##### Data to examine

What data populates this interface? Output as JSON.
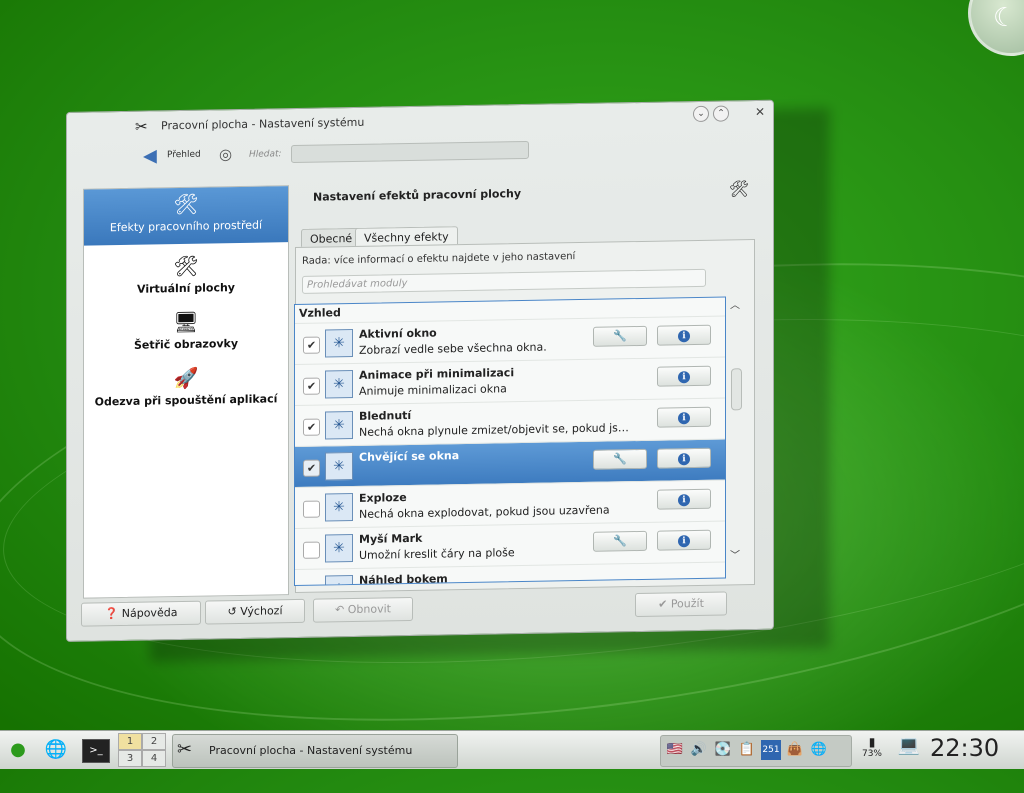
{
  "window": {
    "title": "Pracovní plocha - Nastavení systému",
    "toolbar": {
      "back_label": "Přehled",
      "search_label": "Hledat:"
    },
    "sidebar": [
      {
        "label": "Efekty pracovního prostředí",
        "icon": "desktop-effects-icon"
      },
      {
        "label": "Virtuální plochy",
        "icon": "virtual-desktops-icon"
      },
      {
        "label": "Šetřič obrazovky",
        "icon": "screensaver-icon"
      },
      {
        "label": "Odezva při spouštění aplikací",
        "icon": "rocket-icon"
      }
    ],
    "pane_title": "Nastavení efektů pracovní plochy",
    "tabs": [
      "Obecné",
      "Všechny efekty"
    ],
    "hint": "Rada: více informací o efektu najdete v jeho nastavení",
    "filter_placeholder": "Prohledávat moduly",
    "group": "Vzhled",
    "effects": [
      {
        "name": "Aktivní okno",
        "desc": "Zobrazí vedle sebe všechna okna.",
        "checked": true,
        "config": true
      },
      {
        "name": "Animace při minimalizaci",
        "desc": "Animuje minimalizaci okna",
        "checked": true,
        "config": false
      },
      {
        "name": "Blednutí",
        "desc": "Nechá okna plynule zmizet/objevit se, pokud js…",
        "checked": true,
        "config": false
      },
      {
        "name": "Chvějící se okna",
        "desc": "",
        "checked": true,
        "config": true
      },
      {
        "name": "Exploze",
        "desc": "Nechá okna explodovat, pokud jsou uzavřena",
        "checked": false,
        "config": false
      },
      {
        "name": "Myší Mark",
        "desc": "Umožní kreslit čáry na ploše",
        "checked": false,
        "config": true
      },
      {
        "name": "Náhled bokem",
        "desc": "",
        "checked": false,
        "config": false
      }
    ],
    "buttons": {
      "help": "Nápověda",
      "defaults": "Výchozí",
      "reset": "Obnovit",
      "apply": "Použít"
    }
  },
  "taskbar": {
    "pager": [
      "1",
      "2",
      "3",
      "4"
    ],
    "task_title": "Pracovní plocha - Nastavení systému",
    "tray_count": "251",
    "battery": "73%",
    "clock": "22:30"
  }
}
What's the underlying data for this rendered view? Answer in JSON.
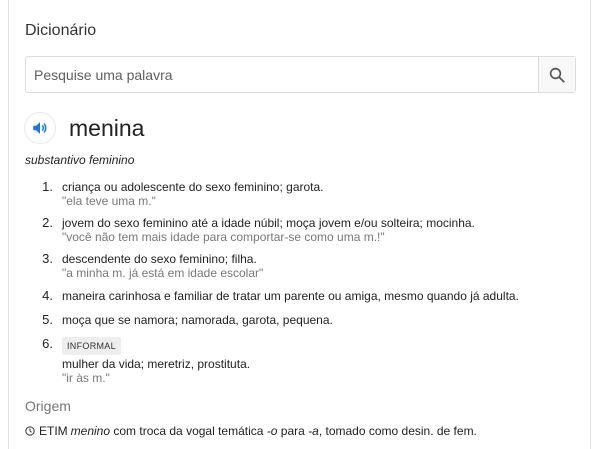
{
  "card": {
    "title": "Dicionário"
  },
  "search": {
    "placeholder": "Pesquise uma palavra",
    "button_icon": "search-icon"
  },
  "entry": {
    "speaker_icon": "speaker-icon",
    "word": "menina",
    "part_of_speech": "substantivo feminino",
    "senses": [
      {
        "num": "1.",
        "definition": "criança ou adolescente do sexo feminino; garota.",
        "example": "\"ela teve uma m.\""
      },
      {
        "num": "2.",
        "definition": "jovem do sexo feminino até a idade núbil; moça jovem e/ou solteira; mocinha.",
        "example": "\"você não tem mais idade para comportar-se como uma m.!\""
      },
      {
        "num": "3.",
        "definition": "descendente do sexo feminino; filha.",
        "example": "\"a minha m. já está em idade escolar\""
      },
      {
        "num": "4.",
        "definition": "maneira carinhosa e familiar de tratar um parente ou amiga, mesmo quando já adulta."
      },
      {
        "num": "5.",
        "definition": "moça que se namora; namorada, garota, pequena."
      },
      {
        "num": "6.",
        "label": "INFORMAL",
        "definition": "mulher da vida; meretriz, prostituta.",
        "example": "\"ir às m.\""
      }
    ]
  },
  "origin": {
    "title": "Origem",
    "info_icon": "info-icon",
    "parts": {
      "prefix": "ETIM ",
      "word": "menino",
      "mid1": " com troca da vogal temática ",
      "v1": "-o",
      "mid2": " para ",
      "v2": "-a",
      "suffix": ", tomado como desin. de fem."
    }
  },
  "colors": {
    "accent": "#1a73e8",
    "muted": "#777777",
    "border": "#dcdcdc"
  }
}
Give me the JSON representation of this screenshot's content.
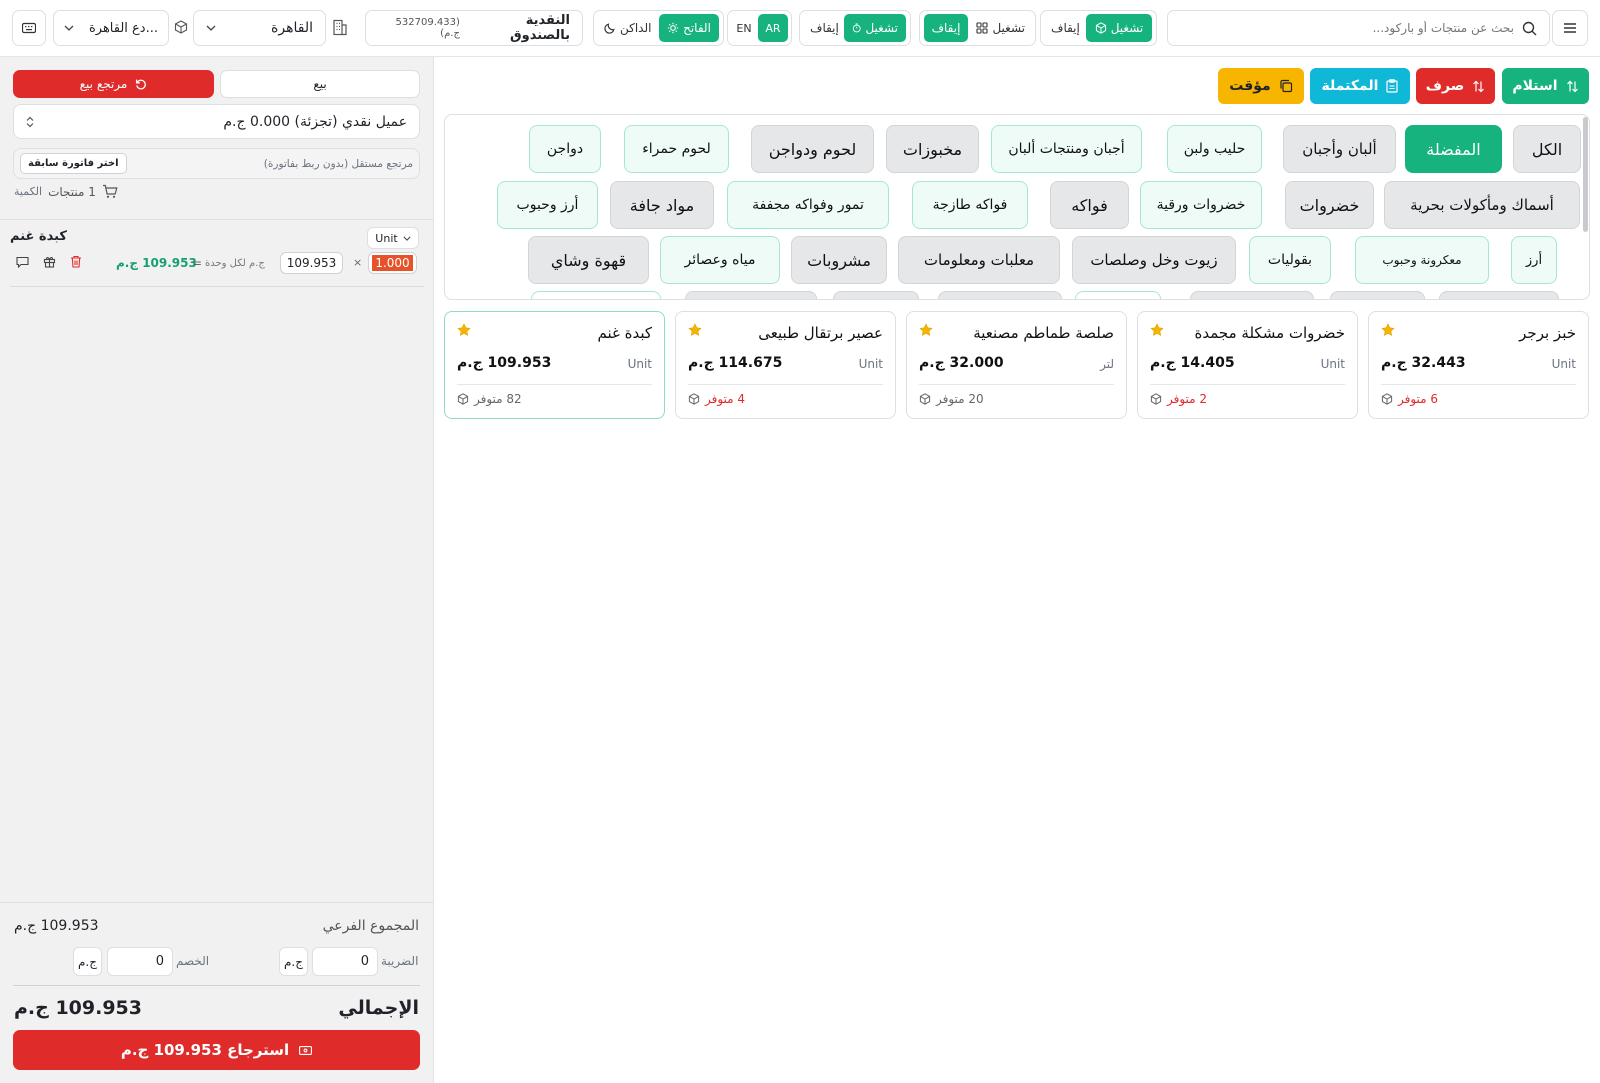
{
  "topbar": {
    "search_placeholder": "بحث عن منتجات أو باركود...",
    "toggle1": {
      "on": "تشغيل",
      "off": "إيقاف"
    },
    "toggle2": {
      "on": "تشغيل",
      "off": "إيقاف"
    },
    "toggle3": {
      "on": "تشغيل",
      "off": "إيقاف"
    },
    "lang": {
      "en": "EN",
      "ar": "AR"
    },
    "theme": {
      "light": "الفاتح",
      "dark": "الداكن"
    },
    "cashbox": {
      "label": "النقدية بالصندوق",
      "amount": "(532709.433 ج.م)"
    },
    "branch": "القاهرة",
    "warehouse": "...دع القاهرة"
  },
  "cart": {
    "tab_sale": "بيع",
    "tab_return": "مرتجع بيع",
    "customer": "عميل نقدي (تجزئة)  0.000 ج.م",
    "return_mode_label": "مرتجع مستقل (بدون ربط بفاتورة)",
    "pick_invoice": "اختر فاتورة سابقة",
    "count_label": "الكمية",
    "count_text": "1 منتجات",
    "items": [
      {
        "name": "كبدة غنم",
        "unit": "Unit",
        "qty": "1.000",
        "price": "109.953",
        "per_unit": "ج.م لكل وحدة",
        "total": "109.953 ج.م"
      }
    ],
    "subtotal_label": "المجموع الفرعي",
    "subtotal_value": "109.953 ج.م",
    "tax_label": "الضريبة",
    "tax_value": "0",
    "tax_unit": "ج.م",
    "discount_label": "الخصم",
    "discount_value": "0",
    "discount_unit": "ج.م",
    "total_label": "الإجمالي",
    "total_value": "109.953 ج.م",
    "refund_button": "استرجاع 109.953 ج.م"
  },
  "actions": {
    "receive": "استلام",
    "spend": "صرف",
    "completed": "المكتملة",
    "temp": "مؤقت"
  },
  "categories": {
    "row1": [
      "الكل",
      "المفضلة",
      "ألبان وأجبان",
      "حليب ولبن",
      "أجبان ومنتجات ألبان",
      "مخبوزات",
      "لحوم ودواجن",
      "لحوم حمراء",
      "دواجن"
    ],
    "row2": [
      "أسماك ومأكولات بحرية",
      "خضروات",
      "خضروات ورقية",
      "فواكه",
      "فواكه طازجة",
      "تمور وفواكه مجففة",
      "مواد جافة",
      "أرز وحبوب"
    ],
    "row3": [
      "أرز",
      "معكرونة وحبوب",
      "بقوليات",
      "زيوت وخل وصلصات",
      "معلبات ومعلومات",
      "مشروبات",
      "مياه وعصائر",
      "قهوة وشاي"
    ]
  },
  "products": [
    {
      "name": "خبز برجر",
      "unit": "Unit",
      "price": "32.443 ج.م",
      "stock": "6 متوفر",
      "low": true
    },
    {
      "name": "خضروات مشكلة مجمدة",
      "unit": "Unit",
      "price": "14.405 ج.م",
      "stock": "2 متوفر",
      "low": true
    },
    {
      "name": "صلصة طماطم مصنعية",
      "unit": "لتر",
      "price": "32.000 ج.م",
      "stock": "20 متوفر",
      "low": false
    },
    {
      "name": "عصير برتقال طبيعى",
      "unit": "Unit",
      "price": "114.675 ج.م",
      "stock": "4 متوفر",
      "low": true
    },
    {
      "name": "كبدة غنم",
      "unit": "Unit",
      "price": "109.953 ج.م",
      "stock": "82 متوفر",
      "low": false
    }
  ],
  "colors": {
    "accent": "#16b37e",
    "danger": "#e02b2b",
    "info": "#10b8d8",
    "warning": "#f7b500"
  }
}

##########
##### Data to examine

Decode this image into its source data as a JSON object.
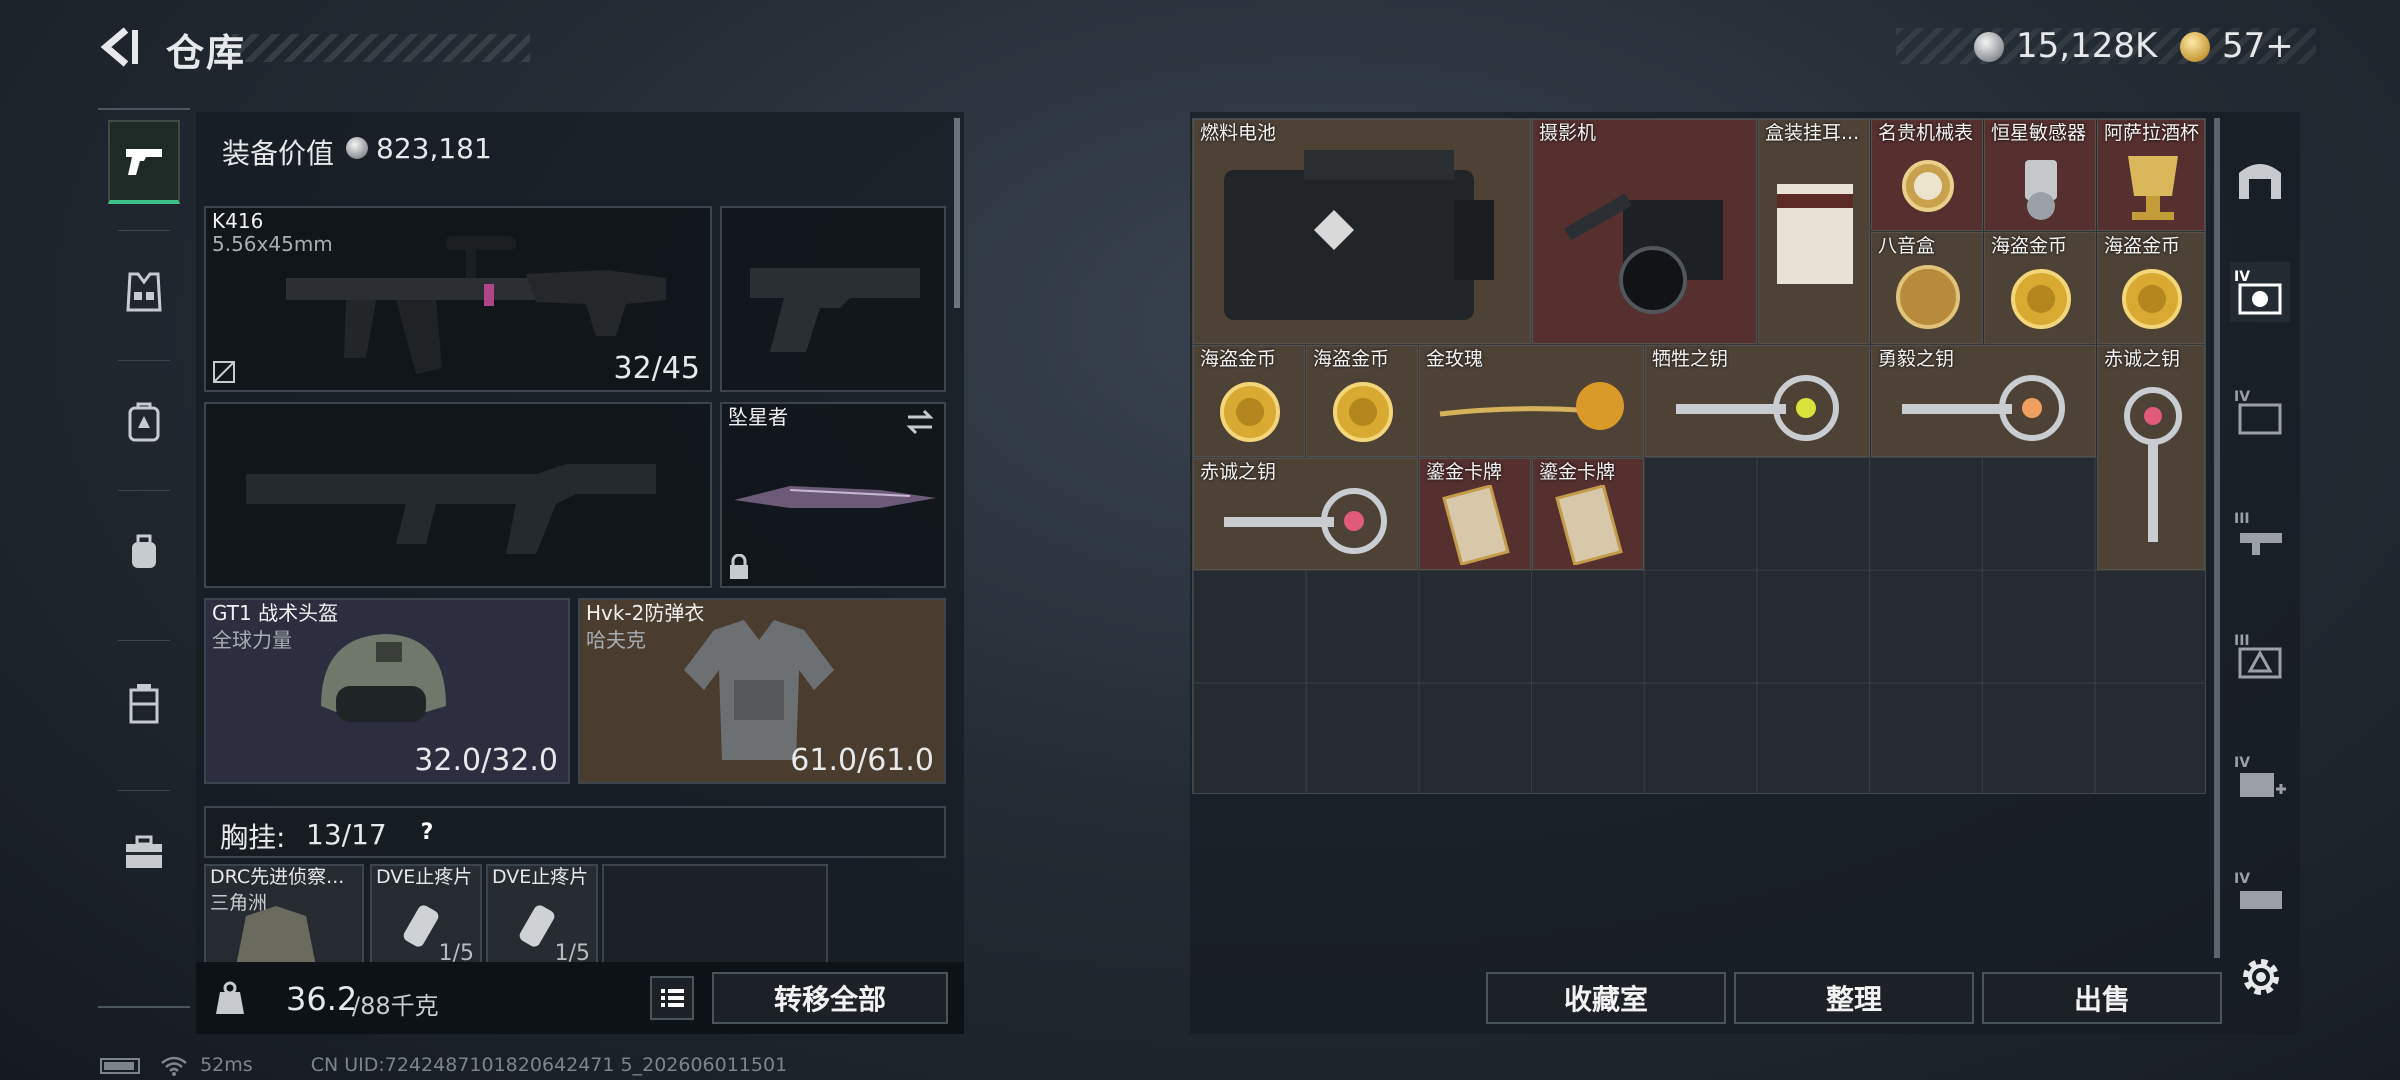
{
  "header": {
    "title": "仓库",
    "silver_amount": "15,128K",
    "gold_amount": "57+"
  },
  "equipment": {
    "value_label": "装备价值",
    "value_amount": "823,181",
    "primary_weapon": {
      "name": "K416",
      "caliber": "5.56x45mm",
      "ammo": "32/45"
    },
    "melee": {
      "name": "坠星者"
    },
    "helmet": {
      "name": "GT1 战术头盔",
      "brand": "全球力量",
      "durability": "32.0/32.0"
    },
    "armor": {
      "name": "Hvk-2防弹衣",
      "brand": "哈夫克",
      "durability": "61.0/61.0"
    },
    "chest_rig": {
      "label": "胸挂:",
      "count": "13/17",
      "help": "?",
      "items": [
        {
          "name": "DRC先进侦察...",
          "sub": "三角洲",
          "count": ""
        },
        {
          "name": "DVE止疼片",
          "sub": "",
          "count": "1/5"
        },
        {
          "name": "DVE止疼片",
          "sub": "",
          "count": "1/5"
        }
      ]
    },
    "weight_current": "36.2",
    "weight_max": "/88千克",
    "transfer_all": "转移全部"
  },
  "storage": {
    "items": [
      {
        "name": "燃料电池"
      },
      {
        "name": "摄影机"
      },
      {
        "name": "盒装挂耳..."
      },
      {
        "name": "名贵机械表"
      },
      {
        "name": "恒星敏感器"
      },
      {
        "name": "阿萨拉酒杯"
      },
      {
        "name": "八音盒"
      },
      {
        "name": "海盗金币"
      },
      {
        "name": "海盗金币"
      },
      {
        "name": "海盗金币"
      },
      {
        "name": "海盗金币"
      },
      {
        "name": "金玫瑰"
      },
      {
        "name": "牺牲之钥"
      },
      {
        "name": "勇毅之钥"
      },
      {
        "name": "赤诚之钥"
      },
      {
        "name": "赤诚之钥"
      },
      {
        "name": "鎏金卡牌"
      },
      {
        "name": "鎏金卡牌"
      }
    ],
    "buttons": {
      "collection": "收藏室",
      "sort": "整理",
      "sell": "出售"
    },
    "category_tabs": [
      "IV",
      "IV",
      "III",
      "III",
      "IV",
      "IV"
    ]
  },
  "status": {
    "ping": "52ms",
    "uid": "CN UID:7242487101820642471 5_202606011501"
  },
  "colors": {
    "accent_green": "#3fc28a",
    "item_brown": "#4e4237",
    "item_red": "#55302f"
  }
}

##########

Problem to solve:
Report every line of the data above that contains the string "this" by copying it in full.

Exercise solution:
What data populates this interface? Output as JSON.
What's the underlying data for this rendered view? Answer in JSON.
Give me the JSON representation of this screenshot's content.
Decode this image into its source data as a JSON object.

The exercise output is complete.